Task requirements: Could you output each line below precisely as it stands, without the images?

>>

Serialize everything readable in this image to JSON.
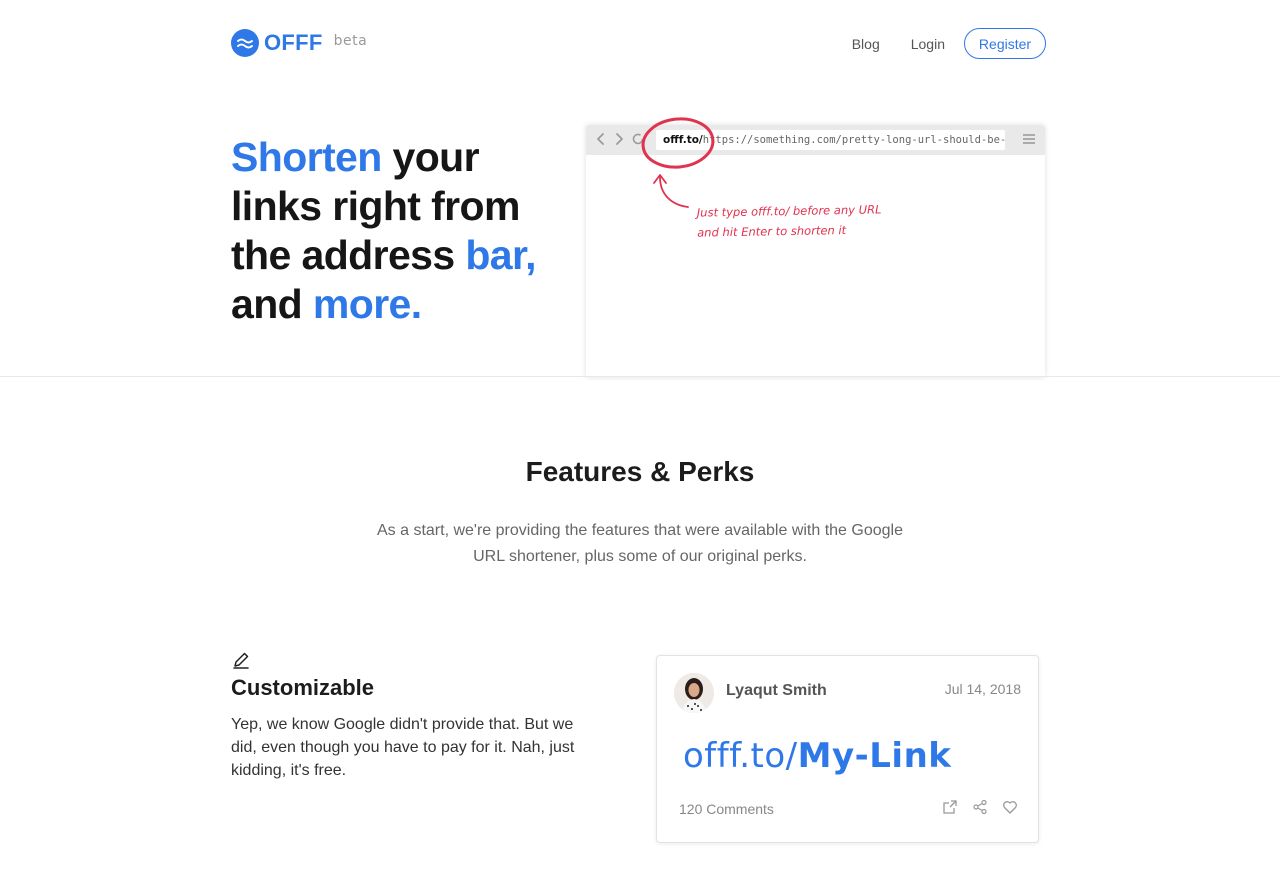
{
  "nav": {
    "logo_text": "OFFF",
    "logo_badge": "beta",
    "links": {
      "blog": "Blog",
      "login": "Login"
    },
    "register_label": "Register"
  },
  "hero": {
    "title_parts": {
      "p1": "Shorten",
      "p2": " your links right from the address ",
      "p3": "bar,",
      "p4": " and ",
      "p5": "more."
    },
    "browser": {
      "url_prefix": "offf.to/",
      "url_rest": "https://something.com/pretty-long-url-should-be-shortened",
      "annotation_line1": "Just type offf.to/ before any URL",
      "annotation_line2": "and hit Enter to shorten it",
      "annotation_color": "#e0334f"
    }
  },
  "features": {
    "title": "Features & Perks",
    "description": "As a start, we're providing the features that were available with the Google URL shortener, plus some of our original perks.",
    "items": [
      {
        "icon": "pencil-icon",
        "title": "Customizable",
        "description": "Yep, we know Google didn't provide that. But we did, even though you have to pay for it. Nah, just kidding, it's free."
      }
    ],
    "card": {
      "author": "Lyaqut Smith",
      "date": "Jul 14, 2018",
      "link_domain": "offf.to/",
      "link_slug": "My-Link",
      "comments": "120 Comments",
      "actions": [
        "share-out-icon",
        "share-icon",
        "heart-icon"
      ]
    }
  },
  "colors": {
    "accent": "#2f78e8",
    "annotation": "#e0334f"
  }
}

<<

Task result:
Serialize everything readable in this image to JSON.
{
  "nav": {
    "logo_text": "OFFF",
    "logo_badge": "beta",
    "links": {
      "blog": "Blog",
      "login": "Login"
    },
    "register_label": "Register"
  },
  "hero": {
    "title_parts": {
      "p1": "Shorten",
      "p2": " your links right from the address ",
      "p3": "bar,",
      "p4": " and ",
      "p5": "more."
    },
    "browser": {
      "url_prefix": "offf.to/",
      "url_rest": "https://something.com/pretty-long-url-should-be-shortened",
      "annotation_line1": "Just type offf.to/ before any URL",
      "annotation_line2": "and hit Enter to shorten it",
      "annotation_color": "#e0334f"
    }
  },
  "features": {
    "title": "Features & Perks",
    "description": "As a start, we're providing the features that were available with the Google URL shortener, plus some of our original perks.",
    "items": [
      {
        "icon": "pencil-icon",
        "title": "Customizable",
        "description": "Yep, we know Google didn't provide that. But we did, even though you have to pay for it. Nah, just kidding, it's free."
      }
    ],
    "card": {
      "author": "Lyaqut Smith",
      "date": "Jul 14, 2018",
      "link_domain": "offf.to/",
      "link_slug": "My-Link",
      "comments": "120 Comments",
      "actions": [
        "share-out-icon",
        "share-icon",
        "heart-icon"
      ]
    }
  },
  "colors": {
    "accent": "#2f78e8",
    "annotation": "#e0334f"
  }
}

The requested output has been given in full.